Click For Larger Image of Plateau Point From The Beginning of the TrailThis picture is the view of our destination shortly after we got on the trail. You may need to enlarge it to see the trail in the center of the green triangle -- the end of it is Plateau Point. The mules know the way -- they spend at least five years in training, carrying supplies and trainers, and then they are evaluated for temperament before they are allowed to carry paying guests. They make this trip every day, and are sure-footed. They do tend to walk on the outside of the trail, but this was only scary for a short time. Once you go around a switchback or two, you realize that they know what they are doing.

On the way down, we stopped for a bathroom break and to fill up our water canteens at Indian Gardens, 1.5 miles before Plateau Point. Then we got back on the mules for the trip across the plateau, where yellow, purple, white, and magenta flowers were blooming along the trail. We had a box lunch at Plateau Point, sitting on the rocks and watching the rapids of the Colorado River below. Then back on the mules once again for the trip home. When we stopped again at Indian Gardens, everyone was hosed down to stay cool -- the temperatures in the valley can be 20-30 degrees warmer than at the top and it was now quite warm -- a big change from the low of 26 degree last night on the rim!

Here are some additional images from the trip. Mouse over the image for more information:

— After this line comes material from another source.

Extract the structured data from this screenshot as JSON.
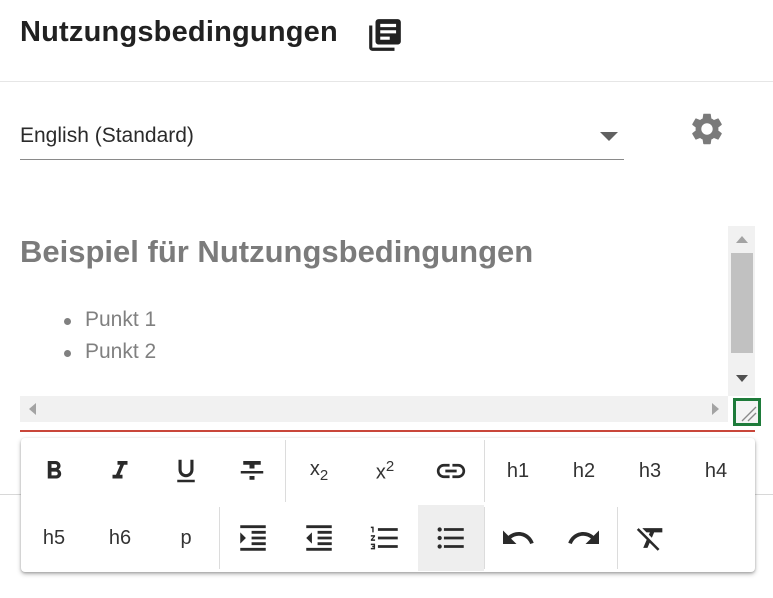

Click For Larger Image of My View From The Back of Mister   Click For Larger Image of Indian Gardens Rest Stop  Click For Larger Image of Mules Rounding Switchback; One in Tow That Couldn't Stay Close To The Mule in Front  Click For Larger Image of Horses Tied at Plateau Point  Click For Larger Image of the Lunch Ledge at Plateau Point  Click For Larger Image of The Colorado River From the Plateau Point  Click For Larger Image of My View on Mister, As He Looks at Other Riders Below Us  Click For Larger Image On The Trail  Click For Larger Image of Everybody Gets Wet to Cool Off on Return Trip  Click For Larger Image of Switchbacks From Trail Above  Click For Larger Image of Kim, Our Guide, and Mister After the Trip  

And, at the end of the trip, we were presented with a certificate welcoming us to the Order of the Master Mule Skinners of the Grand Canyon Trails. I then left the corral, walking stiffly, sorely, and a bit bow-legged, but not the least bit sorry that I went on this great adventure in the Grand Canyon, atop a good mule named "Mister." I'm just hoping that I'll be able to sit normally by tomorrow! Click for Larger Image of My 'Master Mule Skinner' Certificate

1 comment:

Mary Persall and Jerry Persall said...

I am delighted you were able to make this trip. One two previous occasions I have refreshed myself at Indian Gardens on the way down to the Phantom Ranch and then back up the next day. But I always had to make way for the mules when they passed by hugging the canyon wall.
It took us 7 hours for the hiking descent and 9-1/2 hours for the return ascent the next day. I did not find the ascent particularly grueling but we did pause at the end of each of the seventeen or so switchbacks before you crest the canyon wall and get back to civilization.
Photography in the Grand Canyon is ridiculous since you cannot encompass it all. I concentrated onb the grandeur, the geology, the vast sweep of time and my own immortality (not a misprint).
Congratulations on the certificate. I love to listen to "Muleskinner Blues" when it is rarely played on the oldies stations.